> **Data**:

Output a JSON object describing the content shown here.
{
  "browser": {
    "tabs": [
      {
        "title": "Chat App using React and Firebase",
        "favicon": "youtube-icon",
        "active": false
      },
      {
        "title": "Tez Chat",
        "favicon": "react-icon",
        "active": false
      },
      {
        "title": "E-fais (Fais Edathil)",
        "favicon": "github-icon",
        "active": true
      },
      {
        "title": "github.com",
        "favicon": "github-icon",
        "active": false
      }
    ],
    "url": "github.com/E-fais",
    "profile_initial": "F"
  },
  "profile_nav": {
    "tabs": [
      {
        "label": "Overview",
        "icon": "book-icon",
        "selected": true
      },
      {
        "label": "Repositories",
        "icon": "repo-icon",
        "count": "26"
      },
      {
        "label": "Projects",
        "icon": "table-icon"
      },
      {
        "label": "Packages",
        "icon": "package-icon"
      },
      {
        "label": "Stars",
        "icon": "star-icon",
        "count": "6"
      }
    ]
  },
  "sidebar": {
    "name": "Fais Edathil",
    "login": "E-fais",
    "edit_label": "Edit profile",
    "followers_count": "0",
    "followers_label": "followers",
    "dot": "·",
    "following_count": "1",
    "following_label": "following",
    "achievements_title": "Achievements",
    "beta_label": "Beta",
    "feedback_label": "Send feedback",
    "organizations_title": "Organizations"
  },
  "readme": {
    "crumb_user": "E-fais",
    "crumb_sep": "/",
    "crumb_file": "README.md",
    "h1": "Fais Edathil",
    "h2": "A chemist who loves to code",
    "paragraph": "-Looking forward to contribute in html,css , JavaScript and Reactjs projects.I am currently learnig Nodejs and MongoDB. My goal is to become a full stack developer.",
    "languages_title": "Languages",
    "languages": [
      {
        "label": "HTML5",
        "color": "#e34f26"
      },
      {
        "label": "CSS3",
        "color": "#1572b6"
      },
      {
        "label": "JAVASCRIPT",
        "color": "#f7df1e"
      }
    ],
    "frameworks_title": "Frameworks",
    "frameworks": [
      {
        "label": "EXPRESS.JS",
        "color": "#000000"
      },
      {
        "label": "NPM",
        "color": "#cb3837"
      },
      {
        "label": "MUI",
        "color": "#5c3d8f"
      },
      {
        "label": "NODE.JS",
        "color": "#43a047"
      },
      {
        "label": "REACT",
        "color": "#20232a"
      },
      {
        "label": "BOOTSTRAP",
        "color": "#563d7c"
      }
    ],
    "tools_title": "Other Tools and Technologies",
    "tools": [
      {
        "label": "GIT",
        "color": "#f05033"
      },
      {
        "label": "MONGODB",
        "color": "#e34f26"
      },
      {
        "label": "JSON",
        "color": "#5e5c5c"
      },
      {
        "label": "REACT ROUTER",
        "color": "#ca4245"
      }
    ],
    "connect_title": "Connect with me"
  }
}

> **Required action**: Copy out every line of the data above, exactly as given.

> **Written answer**:
Output a JSON object describing the content shown here.
{
  "browser": {
    "tabs": [
      {
        "title": "Chat App using React and Firebase",
        "favicon": "youtube-icon",
        "active": false
      },
      {
        "title": "Tez Chat",
        "favicon": "react-icon",
        "active": false
      },
      {
        "title": "E-fais (Fais Edathil)",
        "favicon": "github-icon",
        "active": true
      },
      {
        "title": "github.com",
        "favicon": "github-icon",
        "active": false
      }
    ],
    "url": "github.com/E-fais",
    "profile_initial": "F"
  },
  "profile_nav": {
    "tabs": [
      {
        "label": "Overview",
        "icon": "book-icon",
        "selected": true
      },
      {
        "label": "Repositories",
        "icon": "repo-icon",
        "count": "26"
      },
      {
        "label": "Projects",
        "icon": "table-icon"
      },
      {
        "label": "Packages",
        "icon": "package-icon"
      },
      {
        "label": "Stars",
        "icon": "star-icon",
        "count": "6"
      }
    ]
  },
  "sidebar": {
    "name": "Fais Edathil",
    "login": "E-fais",
    "edit_label": "Edit profile",
    "followers_count": "0",
    "followers_label": "followers",
    "dot": "·",
    "following_count": "1",
    "following_label": "following",
    "achievements_title": "Achievements",
    "beta_label": "Beta",
    "feedback_label": "Send feedback",
    "organizations_title": "Organizations"
  },
  "readme": {
    "crumb_user": "E-fais",
    "crumb_sep": "/",
    "crumb_file": "README.md",
    "h1": "Fais Edathil",
    "h2": "A chemist who loves to code",
    "paragraph": "-Looking forward to contribute in html,css , JavaScript and Reactjs projects.I am currently learnig Nodejs and MongoDB. My goal is to become a full stack developer.",
    "languages_title": "Languages",
    "languages": [
      {
        "label": "HTML5",
        "color": "#e34f26"
      },
      {
        "label": "CSS3",
        "color": "#1572b6"
      },
      {
        "label": "JAVASCRIPT",
        "color": "#f7df1e"
      }
    ],
    "frameworks_title": "Frameworks",
    "frameworks": [
      {
        "label": "EXPRESS.JS",
        "color": "#000000"
      },
      {
        "label": "NPM",
        "color": "#cb3837"
      },
      {
        "label": "MUI",
        "color": "#5c3d8f"
      },
      {
        "label": "NODE.JS",
        "color": "#43a047"
      },
      {
        "label": "REACT",
        "color": "#20232a"
      },
      {
        "label": "BOOTSTRAP",
        "color": "#563d7c"
      }
    ],
    "tools_title": "Other Tools and Technologies",
    "tools": [
      {
        "label": "GIT",
        "color": "#f05033"
      },
      {
        "label": "MONGODB",
        "color": "#e34f26"
      },
      {
        "label": "JSON",
        "color": "#5e5c5c"
      },
      {
        "label": "REACT ROUTER",
        "color": "#ca4245"
      }
    ],
    "connect_title": "Connect with me"
  }
}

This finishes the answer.